Prime Minister Liz Truss has resigned and will step down following a week-long search for her successor, she announced outside Downing Street today.
After a turbulent 45 days in office, during which Truss’s mini-budget crashed the markets, she lost two key ministers, and almost all her own legislators lost confidence in her, Truss has resigned.
The statement was made after she met Graham Brady, the chair of the 1922 Committee of backbenchers, at Downing Street, followed by Thérèse Coffey, her deputy prime minister, and Jake Berry, the party’s chair.
Truss said she had entered office with “a vision for a low-tax, high-growth economy that would take advantage of the freedoms of Brexit”.
As she continued, “I acknowledge that, given the current situation, I am unable to fulfill the mandate for which I was elected by the Conservative party.” Therefore, I have notified His Majesty the King of my resignation.
“This morning I met the chairman of the 1922 Committee, Sir Graham Brady. We’ve agreed that there will be a leadership election to be completed within the next week.
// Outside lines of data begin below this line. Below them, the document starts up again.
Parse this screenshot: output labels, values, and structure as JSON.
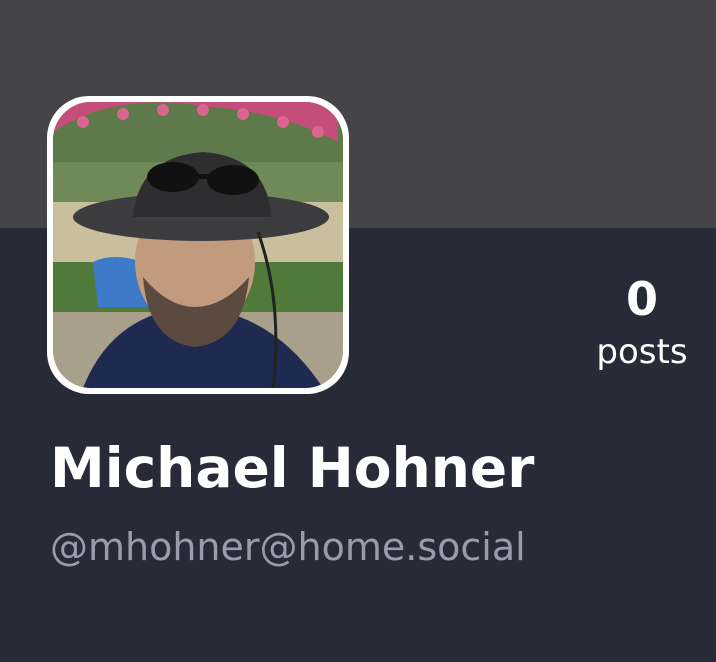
{
  "profile": {
    "display_name": "Michael Hohner",
    "handle": "@mhohner@home.social",
    "avatar_icon": "profile-photo"
  },
  "stats": {
    "posts_count": "0",
    "posts_label": "posts"
  },
  "colors": {
    "banner": "#444446",
    "background": "#282a37",
    "name_text": "#ffffff",
    "handle_text": "#9a9cab"
  }
}
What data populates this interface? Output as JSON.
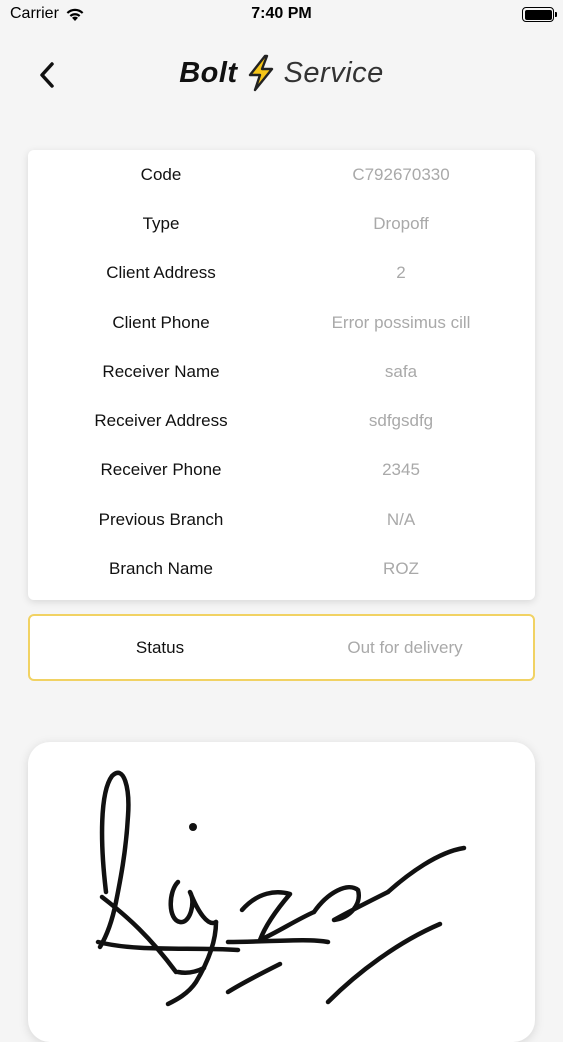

This will ensure that we remain to deliver our fiscal plans and maintain our country’s economic stability and national security. I will remain as prime minister until a successor has been chosen.”
Brady told reporters that the party membership will play a role in the election of a new leader during the next week. The executive committee of the 1922 party and the Conservative party board will meet at 4pm to determine how the election will proceed. This may include requiring candidates to achieve a high number of nominations for the House of Commons.
Brady indicated they hoped a new leader would be in place by 28 October, allowing the scheduled fiscal event to take place on 31 October just three days after the new prime minister takes office.
Jeremy Hunt, the chancellor, and Michael Gove, a former cabinet minister, have both ruled themselves out of consideration for the leadership post. Rishi Sunak, the former chancellor, is likely to be a candidate, as is Kemi Badenoch, the international trade secretary. Other potential candidates include Penny Mordaunt and Grant Shapps. It is also possible that Boris Johnson will return.
The opposition parties called for an immediate general election, arguing that the Conservatives do not have a mandate to govern.
“After 12 years of Tory failure, the British people deserve so much better than this revolving door of chaos,” said Keir Starmer. Over the past few years, the Tories have increased taxes, destroyed our institutions, and created a cost of living crisis. As a result, many people are facing extra mortgage payments of £500 per month due to the crash of the economy. It will take years for the damage they have caused to be repaired.”
According to Labour leader Ed Miliband, the Tories should not respond by reshuffling the people at the top without the consent of the British people.
A spokesman for the SNP at Westminster, Ian Blackford, said: “It was inevitable Liz Truss would have to go after the damage she has done – but merely swapping leaders of a broken Tory government is not sufficient.” It is imperative that there be a general election – the people will not accept anything less.”
Carla Denyer, the co-leader of the Greens, said: “The Tory chaos has spiralled beyond any pretence that the country has a viable government.”
Despite the fact that September’s mini-budget was widely viewed as a joint effort, Truss forced her then chancellor, Kwasi Kwarteng, to shoulder the blame. Due to panicked market reactions to the £45 billion of largely unfunded tax cuts, the pound fell and the cost of new government debt soared.
Having faced a mutiny by her MPs, Truss sacked Kwarteng, but was unable to explain why she should remain when she had strongly advocated tax reductions.
In an effort to restore stability, Hunt announced the scrapping of almost all of Truss’s flagship scheme to cap energy bills and the scaling back of most tax cuts.
Several Tory MPs appeared to have been put off by the chaotic scenes on Wednesday, when a vote on a Labour motion over fracking led to shouting and jostling in the voting lobbies. A dozen or more Conservative MPs who rebelled later did not even know whether they still held the whip.
For more coverage on this story, check the following additional news sources:
- Liz Truss is not alone. These are other high-profile figures with short-lived jobs CNN
- Liz Truss Resigns Latest | Truss faces grilling from MPs amid tax-cut turnaround | UK News Live CNN-News18
- Global concern rises following resignation of U.K. Prime Minister Liz Truss CBS News
- Liz Truss’s catastrophic tenure reveals a hidden weakness of American government MSNBC
- Opinion: How Liz Truss imploded in 45 days CNN